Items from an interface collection
++++++

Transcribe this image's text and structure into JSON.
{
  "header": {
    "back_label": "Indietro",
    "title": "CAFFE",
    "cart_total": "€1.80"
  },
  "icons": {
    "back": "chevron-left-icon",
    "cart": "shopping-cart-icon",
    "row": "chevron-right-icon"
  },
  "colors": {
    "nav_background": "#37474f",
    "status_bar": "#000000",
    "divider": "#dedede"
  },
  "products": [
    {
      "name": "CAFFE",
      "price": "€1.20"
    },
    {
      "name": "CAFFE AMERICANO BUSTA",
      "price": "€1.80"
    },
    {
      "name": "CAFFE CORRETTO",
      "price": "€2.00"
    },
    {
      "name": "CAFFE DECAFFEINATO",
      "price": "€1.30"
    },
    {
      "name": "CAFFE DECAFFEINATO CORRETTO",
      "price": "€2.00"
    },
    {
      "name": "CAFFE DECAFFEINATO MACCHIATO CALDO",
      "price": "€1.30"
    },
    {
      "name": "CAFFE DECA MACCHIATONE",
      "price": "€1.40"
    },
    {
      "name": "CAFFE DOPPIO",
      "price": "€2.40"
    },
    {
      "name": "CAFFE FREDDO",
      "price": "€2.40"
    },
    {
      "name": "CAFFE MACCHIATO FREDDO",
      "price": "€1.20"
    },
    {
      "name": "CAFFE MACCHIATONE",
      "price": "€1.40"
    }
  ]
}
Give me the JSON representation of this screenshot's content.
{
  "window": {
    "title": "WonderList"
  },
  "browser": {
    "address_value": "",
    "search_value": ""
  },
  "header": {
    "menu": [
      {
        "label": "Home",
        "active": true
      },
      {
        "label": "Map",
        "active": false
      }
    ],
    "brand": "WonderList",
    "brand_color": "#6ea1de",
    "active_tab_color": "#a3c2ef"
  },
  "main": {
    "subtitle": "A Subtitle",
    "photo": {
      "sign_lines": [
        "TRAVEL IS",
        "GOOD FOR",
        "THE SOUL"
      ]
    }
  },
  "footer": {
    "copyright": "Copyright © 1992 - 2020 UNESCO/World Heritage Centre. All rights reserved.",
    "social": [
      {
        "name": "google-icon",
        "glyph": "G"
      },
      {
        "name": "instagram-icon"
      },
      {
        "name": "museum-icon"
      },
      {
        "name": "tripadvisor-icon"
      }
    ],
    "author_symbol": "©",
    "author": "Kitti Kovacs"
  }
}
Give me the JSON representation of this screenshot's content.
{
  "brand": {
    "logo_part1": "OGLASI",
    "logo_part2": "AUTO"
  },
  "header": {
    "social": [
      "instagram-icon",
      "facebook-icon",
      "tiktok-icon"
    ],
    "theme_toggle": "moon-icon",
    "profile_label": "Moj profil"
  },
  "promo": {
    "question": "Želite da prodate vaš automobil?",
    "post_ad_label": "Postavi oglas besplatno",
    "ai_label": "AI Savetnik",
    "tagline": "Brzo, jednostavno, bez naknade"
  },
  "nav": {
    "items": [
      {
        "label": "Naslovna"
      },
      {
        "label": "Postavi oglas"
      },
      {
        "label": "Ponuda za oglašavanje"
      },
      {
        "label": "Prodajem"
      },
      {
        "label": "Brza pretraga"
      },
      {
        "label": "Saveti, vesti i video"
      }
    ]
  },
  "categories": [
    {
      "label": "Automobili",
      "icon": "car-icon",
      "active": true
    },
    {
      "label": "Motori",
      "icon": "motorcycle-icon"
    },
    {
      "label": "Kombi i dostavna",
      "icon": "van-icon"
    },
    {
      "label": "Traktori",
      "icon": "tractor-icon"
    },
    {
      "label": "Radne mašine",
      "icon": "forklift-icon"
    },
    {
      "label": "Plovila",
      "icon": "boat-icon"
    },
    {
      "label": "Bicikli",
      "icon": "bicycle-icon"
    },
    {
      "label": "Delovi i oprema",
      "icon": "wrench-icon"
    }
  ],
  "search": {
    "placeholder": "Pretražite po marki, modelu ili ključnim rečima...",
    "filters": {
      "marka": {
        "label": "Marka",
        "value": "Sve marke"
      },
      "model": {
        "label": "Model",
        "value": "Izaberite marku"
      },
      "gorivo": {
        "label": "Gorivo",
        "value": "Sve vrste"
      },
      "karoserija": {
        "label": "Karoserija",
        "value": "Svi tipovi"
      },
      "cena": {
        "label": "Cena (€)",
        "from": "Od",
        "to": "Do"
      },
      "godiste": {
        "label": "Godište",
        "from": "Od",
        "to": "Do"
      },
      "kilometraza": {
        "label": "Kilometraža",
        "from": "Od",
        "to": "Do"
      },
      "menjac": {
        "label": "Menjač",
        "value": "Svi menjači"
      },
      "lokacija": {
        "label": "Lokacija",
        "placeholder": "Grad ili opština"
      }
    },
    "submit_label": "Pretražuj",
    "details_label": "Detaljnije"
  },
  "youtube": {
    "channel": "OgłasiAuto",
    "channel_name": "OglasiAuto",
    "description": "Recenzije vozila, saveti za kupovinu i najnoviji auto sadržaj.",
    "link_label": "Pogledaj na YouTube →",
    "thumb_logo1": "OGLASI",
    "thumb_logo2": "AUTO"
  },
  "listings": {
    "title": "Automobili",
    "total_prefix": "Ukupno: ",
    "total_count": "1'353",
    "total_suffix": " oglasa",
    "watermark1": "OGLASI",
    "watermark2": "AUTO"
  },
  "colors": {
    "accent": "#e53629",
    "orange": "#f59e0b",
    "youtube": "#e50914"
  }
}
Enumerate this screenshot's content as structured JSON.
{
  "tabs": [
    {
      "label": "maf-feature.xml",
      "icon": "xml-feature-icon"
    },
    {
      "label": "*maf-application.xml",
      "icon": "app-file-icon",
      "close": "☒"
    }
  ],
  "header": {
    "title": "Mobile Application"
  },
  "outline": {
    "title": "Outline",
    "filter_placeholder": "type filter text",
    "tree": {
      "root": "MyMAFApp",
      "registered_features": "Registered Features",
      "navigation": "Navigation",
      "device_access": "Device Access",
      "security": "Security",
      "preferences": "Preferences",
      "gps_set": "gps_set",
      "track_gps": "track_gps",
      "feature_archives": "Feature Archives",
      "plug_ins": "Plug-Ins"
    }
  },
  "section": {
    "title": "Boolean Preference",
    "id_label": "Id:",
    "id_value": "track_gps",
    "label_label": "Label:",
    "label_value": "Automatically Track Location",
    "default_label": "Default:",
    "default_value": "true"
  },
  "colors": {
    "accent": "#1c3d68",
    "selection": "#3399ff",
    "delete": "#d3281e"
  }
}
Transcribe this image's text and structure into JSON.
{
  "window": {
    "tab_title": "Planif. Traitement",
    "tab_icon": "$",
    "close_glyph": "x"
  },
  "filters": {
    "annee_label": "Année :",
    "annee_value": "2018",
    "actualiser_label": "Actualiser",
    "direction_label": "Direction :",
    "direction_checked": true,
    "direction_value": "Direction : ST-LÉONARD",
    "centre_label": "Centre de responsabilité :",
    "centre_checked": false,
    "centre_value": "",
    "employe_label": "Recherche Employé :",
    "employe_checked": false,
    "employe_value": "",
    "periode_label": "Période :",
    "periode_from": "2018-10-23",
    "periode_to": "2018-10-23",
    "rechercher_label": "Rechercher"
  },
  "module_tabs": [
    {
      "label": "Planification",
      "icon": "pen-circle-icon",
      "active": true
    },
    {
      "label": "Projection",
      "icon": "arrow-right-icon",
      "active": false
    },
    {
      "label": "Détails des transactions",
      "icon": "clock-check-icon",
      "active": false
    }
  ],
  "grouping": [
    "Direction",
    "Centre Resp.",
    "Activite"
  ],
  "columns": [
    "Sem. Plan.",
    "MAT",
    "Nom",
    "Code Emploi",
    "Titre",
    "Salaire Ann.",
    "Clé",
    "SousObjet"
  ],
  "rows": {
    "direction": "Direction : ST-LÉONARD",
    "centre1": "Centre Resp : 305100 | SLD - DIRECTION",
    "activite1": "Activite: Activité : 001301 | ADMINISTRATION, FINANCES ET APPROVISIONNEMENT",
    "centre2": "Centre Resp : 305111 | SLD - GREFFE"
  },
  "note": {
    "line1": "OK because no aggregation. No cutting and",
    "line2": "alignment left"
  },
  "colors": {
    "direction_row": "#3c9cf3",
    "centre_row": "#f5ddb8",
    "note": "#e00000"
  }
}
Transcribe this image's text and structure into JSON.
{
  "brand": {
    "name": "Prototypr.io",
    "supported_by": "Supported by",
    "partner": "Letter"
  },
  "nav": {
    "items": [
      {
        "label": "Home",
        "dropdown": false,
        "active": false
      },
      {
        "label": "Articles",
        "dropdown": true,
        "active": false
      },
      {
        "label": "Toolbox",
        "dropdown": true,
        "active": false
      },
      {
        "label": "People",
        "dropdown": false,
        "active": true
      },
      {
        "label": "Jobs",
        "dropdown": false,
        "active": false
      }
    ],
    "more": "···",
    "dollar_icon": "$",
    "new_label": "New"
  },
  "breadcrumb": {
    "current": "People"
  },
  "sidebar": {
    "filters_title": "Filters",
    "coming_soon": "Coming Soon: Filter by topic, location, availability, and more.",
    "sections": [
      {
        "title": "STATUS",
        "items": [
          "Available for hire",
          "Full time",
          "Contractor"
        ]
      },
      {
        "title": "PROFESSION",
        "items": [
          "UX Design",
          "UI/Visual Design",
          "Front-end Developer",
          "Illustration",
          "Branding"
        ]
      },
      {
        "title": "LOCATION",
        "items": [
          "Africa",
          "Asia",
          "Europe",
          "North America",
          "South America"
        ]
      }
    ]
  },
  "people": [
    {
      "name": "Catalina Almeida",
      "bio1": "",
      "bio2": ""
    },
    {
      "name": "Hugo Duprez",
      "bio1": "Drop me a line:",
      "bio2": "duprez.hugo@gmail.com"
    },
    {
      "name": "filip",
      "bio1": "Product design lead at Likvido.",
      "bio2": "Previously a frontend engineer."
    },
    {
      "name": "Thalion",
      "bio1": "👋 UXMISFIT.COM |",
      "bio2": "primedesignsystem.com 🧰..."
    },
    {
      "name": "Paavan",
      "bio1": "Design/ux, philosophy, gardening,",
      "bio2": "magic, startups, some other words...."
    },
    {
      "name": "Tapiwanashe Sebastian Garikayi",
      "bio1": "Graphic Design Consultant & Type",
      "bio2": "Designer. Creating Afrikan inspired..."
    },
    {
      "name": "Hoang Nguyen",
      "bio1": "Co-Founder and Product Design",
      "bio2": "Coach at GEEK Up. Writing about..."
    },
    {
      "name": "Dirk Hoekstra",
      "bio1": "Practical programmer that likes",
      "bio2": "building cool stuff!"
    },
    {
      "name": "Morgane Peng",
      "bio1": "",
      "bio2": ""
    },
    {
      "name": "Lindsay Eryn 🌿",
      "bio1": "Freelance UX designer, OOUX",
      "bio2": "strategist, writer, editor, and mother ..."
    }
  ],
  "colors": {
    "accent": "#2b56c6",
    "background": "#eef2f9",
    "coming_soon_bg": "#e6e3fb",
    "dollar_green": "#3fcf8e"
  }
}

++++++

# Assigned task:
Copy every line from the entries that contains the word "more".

# Response area:
    "more": "···",
    "coming_soon": "Coming Soon: Filter by topic, location, availability, and more.",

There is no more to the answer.